## Supplied data
● ● ● ● ●

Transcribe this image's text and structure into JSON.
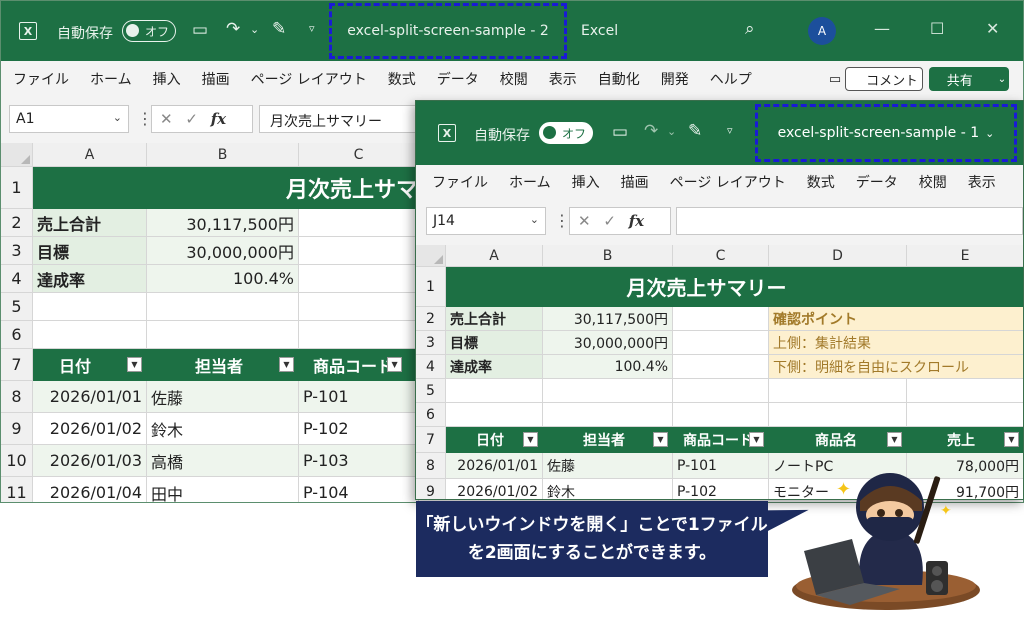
{
  "back_window": {
    "autosave_label": "自動保存",
    "toggle_label": "オフ",
    "title": "excel-split-screen-sample - 2",
    "app_name": "Excel",
    "avatar_initial": "A",
    "menu": [
      "ファイル",
      "ホーム",
      "挿入",
      "描画",
      "ページ レイアウト",
      "数式",
      "データ",
      "校閲",
      "表示",
      "自動化",
      "開発",
      "ヘルプ"
    ],
    "comment_label": "コメント",
    "share_label": "共有",
    "name_box": "A1",
    "formula": "月次売上サマリー",
    "col_headers": [
      "A",
      "B",
      "C"
    ],
    "rows": {
      "r1": {
        "num": "1",
        "title": "月次売上サマ"
      },
      "r2": {
        "num": "2",
        "a": "売上合計",
        "b": "30,117,500円"
      },
      "r3": {
        "num": "3",
        "a": "目標",
        "b": "30,000,000円"
      },
      "r4": {
        "num": "4",
        "a": "達成率",
        "b": "100.4%"
      },
      "r5": {
        "num": "5"
      },
      "r6": {
        "num": "6"
      },
      "r7": {
        "num": "7",
        "a": "日付",
        "b": "担当者",
        "c": "商品コード"
      },
      "r8": {
        "num": "8",
        "a": "2026/01/01",
        "b": "佐藤",
        "c": "P-101"
      },
      "r9": {
        "num": "9",
        "a": "2026/01/02",
        "b": "鈴木",
        "c": "P-102"
      },
      "r10": {
        "num": "10",
        "a": "2026/01/03",
        "b": "高橋",
        "c": "P-103"
      },
      "r11": {
        "num": "11",
        "a": "2026/01/04",
        "b": "田中",
        "c": "P-104"
      }
    }
  },
  "front_window": {
    "autosave_label": "自動保存",
    "toggle_label": "オフ",
    "title": "excel-split-screen-sample - 1",
    "menu": [
      "ファイル",
      "ホーム",
      "挿入",
      "描画",
      "ページ レイアウト",
      "数式",
      "データ",
      "校閲",
      "表示"
    ],
    "name_box": "J14",
    "formula": "",
    "col_headers": [
      "A",
      "B",
      "C",
      "D",
      "E"
    ],
    "rows": {
      "r1": {
        "num": "1",
        "title": "月次売上サマリー"
      },
      "r2": {
        "num": "2",
        "a": "売上合計",
        "b": "30,117,500円",
        "d": "確認ポイント"
      },
      "r3": {
        "num": "3",
        "a": "目標",
        "b": "30,000,000円",
        "d": "上側：集計結果"
      },
      "r4": {
        "num": "4",
        "a": "達成率",
        "b": "100.4%",
        "d": "下側：明細を自由にスクロール"
      },
      "r5": {
        "num": "5"
      },
      "r6": {
        "num": "6"
      },
      "r7": {
        "num": "7",
        "a": "日付",
        "b": "担当者",
        "c": "商品コード",
        "d": "商品名",
        "e": "売上"
      },
      "r8": {
        "num": "8",
        "a": "2026/01/01",
        "b": "佐藤",
        "c": "P-101",
        "d": "ノートPC",
        "e": "78,000円"
      },
      "r9": {
        "num": "9",
        "a": "2026/01/02",
        "b": "鈴木",
        "c": "P-102",
        "d": "モニター",
        "e": "91,700円"
      }
    }
  },
  "callout": {
    "line1": "「新しいウインドウを開く」ことで1ファイル",
    "line2": "を2画面にすることができます。"
  },
  "colors": {
    "excel_green": "#1d7044",
    "highlight_border": "#1a1ad6",
    "callout_bg": "#1c2b5f"
  }
}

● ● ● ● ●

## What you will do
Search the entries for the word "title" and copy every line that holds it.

## Your solution
    "title": "excel-split-screen-sample - 2",
        "title": "月次売上サマ"
    "title": "excel-split-screen-sample - 1",
        "title": "月次売上サマリー"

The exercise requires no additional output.